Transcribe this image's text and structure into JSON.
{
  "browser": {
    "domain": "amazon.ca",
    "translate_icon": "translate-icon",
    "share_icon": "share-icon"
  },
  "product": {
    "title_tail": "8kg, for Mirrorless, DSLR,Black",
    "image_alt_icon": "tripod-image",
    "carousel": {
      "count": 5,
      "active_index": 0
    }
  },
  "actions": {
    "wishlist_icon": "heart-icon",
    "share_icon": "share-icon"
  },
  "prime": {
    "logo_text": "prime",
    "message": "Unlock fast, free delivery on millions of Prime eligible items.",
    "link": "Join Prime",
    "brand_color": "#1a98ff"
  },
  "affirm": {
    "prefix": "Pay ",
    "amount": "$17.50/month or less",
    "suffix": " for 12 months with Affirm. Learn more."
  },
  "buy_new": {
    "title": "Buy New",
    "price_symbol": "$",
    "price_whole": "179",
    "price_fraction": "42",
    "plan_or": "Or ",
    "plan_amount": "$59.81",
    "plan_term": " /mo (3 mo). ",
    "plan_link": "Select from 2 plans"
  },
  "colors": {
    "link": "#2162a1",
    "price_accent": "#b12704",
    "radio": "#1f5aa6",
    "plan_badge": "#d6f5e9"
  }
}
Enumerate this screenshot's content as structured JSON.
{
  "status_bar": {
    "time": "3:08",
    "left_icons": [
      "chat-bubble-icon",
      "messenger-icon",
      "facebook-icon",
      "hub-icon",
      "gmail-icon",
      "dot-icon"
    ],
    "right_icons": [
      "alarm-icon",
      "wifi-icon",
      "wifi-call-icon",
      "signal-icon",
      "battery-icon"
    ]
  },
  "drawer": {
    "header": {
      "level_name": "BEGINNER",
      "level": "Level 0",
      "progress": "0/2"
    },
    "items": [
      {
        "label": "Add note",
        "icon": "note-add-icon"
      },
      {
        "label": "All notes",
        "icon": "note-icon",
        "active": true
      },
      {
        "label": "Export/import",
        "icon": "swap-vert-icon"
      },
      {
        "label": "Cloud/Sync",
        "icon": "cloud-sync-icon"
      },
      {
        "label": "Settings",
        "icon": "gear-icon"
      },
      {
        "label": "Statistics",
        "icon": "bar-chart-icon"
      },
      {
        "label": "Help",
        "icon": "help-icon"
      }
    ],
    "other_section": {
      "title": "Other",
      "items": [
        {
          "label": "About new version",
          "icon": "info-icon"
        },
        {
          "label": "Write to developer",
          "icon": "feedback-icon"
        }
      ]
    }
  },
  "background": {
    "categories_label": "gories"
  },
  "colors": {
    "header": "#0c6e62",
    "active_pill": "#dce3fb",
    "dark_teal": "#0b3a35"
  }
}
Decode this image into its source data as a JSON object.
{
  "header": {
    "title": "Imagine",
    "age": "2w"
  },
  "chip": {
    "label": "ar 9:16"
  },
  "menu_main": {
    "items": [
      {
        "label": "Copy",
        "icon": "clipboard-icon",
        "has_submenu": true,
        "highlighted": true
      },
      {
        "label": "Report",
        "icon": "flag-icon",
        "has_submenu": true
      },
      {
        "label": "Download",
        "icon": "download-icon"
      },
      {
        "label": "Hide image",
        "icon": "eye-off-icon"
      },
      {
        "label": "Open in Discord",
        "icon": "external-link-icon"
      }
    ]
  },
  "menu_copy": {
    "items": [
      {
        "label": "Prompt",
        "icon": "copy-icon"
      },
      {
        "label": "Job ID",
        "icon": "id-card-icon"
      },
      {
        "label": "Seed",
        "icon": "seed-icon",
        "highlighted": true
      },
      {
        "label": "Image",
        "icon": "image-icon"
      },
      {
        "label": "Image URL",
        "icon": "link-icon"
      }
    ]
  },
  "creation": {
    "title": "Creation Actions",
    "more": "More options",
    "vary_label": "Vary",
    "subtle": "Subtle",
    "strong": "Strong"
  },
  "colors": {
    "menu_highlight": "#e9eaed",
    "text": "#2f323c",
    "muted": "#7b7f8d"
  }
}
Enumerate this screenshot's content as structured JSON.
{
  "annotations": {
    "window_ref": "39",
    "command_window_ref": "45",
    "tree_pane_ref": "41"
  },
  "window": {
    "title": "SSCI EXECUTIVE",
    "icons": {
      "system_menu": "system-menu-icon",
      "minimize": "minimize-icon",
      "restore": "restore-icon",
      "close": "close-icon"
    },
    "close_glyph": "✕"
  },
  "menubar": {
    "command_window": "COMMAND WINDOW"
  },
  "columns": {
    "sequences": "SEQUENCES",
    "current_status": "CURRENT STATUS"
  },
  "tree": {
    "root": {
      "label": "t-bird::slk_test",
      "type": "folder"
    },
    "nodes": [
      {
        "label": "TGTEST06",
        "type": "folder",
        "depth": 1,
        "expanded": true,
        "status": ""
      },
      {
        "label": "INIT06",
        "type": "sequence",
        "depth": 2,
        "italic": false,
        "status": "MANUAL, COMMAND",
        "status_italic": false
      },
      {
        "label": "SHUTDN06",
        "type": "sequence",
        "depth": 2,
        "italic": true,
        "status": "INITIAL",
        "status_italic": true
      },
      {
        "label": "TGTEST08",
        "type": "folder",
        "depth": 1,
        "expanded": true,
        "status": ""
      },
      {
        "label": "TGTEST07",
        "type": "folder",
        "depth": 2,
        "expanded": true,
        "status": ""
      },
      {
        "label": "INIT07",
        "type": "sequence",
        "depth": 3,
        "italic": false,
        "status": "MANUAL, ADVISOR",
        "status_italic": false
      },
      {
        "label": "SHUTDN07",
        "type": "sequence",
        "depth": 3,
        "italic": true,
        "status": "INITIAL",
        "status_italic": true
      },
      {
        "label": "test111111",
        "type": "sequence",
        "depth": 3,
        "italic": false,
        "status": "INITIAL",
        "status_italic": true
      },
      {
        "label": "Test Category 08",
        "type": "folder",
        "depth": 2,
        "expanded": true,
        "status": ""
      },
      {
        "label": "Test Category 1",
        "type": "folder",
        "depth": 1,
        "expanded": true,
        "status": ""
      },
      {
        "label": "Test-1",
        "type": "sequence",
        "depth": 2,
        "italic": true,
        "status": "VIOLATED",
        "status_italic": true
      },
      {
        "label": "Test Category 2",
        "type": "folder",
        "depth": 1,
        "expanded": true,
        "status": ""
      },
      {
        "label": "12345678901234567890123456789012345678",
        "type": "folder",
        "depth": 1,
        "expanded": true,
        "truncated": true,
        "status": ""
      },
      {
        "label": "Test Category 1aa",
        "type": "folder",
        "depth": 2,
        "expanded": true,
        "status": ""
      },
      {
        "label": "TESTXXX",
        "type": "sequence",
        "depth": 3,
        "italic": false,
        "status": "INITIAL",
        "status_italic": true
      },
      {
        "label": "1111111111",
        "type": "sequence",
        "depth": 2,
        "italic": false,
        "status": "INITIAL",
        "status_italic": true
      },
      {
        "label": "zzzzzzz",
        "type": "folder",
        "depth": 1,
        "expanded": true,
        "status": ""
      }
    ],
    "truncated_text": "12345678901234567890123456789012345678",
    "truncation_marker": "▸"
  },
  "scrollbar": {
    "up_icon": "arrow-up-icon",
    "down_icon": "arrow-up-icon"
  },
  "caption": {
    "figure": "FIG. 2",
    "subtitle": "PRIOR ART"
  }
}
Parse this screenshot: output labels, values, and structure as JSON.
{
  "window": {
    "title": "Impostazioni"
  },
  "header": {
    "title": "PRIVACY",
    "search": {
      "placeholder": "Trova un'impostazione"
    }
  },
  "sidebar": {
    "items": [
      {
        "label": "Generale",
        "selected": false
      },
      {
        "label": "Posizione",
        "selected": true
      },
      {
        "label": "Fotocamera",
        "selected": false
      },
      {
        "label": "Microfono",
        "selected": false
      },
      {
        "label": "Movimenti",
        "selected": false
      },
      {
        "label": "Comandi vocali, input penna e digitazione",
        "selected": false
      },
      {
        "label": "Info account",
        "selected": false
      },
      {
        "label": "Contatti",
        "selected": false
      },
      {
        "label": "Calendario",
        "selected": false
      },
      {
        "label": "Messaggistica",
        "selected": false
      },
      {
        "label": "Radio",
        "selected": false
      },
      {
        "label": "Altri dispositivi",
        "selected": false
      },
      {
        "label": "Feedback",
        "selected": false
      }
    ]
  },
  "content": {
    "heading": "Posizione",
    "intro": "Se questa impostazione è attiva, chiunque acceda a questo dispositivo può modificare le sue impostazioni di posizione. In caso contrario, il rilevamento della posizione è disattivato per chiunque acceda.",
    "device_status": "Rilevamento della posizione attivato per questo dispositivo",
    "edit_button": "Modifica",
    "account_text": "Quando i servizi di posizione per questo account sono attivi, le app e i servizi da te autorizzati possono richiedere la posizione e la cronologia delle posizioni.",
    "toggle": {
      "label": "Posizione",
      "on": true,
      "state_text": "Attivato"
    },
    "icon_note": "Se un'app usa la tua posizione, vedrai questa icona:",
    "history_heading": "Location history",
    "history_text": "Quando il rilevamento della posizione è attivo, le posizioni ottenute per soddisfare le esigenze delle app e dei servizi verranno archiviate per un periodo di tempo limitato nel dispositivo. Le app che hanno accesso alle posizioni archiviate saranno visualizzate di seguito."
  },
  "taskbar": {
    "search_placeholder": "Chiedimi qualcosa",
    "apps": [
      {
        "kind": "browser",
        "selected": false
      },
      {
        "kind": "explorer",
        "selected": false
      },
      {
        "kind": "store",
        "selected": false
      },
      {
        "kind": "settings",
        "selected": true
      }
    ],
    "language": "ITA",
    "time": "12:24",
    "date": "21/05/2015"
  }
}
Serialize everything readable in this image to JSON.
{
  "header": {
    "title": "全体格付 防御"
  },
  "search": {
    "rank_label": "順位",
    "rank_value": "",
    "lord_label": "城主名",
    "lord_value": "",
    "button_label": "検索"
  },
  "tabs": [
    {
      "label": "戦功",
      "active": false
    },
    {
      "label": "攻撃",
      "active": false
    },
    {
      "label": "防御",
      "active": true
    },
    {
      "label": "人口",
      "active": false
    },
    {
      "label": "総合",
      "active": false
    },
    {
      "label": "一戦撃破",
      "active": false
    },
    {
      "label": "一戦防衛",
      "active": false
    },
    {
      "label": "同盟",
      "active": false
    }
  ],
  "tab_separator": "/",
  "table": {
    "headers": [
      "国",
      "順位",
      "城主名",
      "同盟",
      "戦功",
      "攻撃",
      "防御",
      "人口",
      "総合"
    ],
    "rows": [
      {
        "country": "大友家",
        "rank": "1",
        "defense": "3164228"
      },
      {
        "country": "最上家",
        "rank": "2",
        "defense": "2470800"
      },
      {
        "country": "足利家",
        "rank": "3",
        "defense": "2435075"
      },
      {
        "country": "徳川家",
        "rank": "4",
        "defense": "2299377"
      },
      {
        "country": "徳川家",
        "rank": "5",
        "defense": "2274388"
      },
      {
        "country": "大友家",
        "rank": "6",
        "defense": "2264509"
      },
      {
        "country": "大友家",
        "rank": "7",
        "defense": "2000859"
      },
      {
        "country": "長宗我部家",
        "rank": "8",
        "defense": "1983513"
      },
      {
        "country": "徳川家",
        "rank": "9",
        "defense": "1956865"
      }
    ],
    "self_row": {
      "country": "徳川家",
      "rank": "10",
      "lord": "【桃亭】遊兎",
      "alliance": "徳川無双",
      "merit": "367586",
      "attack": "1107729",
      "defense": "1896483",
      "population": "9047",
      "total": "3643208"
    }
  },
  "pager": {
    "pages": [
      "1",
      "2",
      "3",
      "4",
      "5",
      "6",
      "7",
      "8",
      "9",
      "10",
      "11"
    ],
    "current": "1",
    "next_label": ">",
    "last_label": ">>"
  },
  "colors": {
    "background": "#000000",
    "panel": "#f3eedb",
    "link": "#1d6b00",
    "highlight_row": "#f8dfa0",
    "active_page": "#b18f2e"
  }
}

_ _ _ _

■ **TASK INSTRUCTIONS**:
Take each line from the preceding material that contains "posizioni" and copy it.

■ **RESPONSE TO THE EXERCISE**:
    "account_text": "Quando i servizi di posizione per questo account sono attivi, le app e i servizi da te autorizzati possono richiedere la posizione e la cronologia delle posizioni.",
    "history_text": "Quando il rilevamento della posizione è attivo, le posizioni ottenute per soddisfare le esigenze delle app e dei servizi verranno archiviate per un periodo di tempo limitato nel dispositivo. Le app che hanno accesso alle posizioni archiviate saranno visualizzate di seguito."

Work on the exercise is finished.